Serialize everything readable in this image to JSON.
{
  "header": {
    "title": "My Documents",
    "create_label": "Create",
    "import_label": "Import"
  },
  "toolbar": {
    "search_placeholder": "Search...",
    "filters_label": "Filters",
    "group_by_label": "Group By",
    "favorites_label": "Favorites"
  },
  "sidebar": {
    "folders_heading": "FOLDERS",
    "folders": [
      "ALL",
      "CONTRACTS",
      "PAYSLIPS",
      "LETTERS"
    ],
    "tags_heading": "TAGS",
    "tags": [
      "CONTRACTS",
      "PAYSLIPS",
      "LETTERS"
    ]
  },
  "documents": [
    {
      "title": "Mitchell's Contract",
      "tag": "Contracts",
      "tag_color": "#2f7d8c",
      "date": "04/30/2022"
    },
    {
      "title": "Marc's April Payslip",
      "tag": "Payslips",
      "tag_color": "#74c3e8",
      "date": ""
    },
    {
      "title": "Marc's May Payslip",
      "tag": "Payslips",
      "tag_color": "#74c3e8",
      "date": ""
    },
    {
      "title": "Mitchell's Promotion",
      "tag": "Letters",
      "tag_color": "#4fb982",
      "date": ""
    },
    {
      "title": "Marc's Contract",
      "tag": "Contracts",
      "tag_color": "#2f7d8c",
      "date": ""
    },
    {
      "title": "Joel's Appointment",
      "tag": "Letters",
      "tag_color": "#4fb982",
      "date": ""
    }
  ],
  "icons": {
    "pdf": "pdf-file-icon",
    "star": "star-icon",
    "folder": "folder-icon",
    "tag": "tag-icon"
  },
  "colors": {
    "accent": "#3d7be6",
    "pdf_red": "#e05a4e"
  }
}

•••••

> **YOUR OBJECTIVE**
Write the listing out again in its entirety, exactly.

> **REPLY TO THE TASK**
Serialize everything readable in this image to JSON.
{
  "header": {
    "title": "My Documents",
    "create_label": "Create",
    "import_label": "Import"
  },
  "toolbar": {
    "search_placeholder": "Search...",
    "filters_label": "Filters",
    "group_by_label": "Group By",
    "favorites_label": "Favorites"
  },
  "sidebar": {
    "folders_heading": "FOLDERS",
    "folders": [
      "ALL",
      "CONTRACTS",
      "PAYSLIPS",
      "LETTERS"
    ],
    "tags_heading": "TAGS",
    "tags": [
      "CONTRACTS",
      "PAYSLIPS",
      "LETTERS"
    ]
  },
  "documents": [
    {
      "title": "Mitchell's Contract",
      "tag": "Contracts",
      "tag_color": "#2f7d8c",
      "date": "04/30/2022"
    },
    {
      "title": "Marc's April Payslip",
      "tag": "Payslips",
      "tag_color": "#74c3e8",
      "date": ""
    },
    {
      "title": "Marc's May Payslip",
      "tag": "Payslips",
      "tag_color": "#74c3e8",
      "date": ""
    },
    {
      "title": "Mitchell's Promotion",
      "tag": "Letters",
      "tag_color": "#4fb982",
      "date": ""
    },
    {
      "title": "Marc's Contract",
      "tag": "Contracts",
      "tag_color": "#2f7d8c",
      "date": ""
    },
    {
      "title": "Joel's Appointment",
      "tag": "Letters",
      "tag_color": "#4fb982",
      "date": ""
    }
  ],
  "icons": {
    "pdf": "pdf-file-icon",
    "star": "star-icon",
    "folder": "folder-icon",
    "tag": "tag-icon"
  },
  "colors": {
    "accent": "#3d7be6",
    "pdf_red": "#e05a4e"
  }
}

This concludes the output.